Match the string "note" against each line below, and copy every line that matches.

>>>>

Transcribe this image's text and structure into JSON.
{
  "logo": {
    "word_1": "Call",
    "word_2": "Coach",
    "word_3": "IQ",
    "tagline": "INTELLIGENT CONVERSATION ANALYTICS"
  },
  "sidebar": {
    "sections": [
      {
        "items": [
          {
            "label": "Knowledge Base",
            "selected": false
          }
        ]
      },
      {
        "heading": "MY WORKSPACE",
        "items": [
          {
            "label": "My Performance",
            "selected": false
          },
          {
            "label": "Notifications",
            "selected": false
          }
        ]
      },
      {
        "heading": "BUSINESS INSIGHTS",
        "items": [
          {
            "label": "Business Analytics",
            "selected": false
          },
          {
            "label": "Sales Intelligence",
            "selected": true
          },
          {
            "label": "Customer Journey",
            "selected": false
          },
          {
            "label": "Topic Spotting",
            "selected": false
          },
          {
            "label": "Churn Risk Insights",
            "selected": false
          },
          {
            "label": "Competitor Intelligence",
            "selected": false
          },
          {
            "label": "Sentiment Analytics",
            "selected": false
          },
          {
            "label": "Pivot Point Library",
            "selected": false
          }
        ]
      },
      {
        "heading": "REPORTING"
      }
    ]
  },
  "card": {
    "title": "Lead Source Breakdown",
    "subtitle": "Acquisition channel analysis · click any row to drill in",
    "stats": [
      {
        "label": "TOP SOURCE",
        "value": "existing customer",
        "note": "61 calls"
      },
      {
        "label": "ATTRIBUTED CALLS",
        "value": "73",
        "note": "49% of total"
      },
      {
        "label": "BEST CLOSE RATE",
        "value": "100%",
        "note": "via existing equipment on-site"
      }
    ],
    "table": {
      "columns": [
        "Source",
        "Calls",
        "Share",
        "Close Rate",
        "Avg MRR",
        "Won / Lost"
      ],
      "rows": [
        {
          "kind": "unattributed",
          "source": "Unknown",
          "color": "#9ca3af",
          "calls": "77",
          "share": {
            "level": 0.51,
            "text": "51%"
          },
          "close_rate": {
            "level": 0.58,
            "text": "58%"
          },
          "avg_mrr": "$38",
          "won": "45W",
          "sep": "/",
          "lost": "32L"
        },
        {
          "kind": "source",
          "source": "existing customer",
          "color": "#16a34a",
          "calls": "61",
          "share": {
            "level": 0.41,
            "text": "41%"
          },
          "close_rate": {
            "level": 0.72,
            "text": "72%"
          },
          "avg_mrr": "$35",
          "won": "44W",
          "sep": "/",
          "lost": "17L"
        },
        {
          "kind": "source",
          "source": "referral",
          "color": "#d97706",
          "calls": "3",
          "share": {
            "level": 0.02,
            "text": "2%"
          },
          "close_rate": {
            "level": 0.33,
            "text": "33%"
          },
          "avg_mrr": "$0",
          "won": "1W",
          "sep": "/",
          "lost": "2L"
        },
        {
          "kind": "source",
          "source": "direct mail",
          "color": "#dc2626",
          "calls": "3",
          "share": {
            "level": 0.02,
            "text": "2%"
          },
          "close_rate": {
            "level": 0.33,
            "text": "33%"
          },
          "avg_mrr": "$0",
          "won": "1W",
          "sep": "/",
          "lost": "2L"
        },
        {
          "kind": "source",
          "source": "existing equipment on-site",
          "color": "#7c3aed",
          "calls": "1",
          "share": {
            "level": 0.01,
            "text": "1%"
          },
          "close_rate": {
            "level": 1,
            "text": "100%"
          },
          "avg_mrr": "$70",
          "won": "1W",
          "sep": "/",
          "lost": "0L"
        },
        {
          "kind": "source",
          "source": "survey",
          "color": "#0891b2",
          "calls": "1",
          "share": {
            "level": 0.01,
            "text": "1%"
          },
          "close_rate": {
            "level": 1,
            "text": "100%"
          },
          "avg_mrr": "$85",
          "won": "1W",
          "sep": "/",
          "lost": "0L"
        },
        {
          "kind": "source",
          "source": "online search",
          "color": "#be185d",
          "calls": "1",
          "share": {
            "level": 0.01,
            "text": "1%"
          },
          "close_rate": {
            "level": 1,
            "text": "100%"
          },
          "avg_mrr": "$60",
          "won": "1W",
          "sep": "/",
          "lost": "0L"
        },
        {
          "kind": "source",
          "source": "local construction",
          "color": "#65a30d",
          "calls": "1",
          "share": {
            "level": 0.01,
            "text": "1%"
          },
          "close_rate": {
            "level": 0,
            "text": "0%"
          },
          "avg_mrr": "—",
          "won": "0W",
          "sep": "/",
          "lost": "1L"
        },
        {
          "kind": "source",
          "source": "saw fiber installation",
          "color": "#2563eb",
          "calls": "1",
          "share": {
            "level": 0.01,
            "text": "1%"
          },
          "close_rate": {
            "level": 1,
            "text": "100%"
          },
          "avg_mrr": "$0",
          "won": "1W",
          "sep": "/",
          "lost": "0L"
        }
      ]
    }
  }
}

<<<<

● Exercise answer:
        "note": "61 calls"
        "note": "49% of total"
        "note": "via existing equipment on-site"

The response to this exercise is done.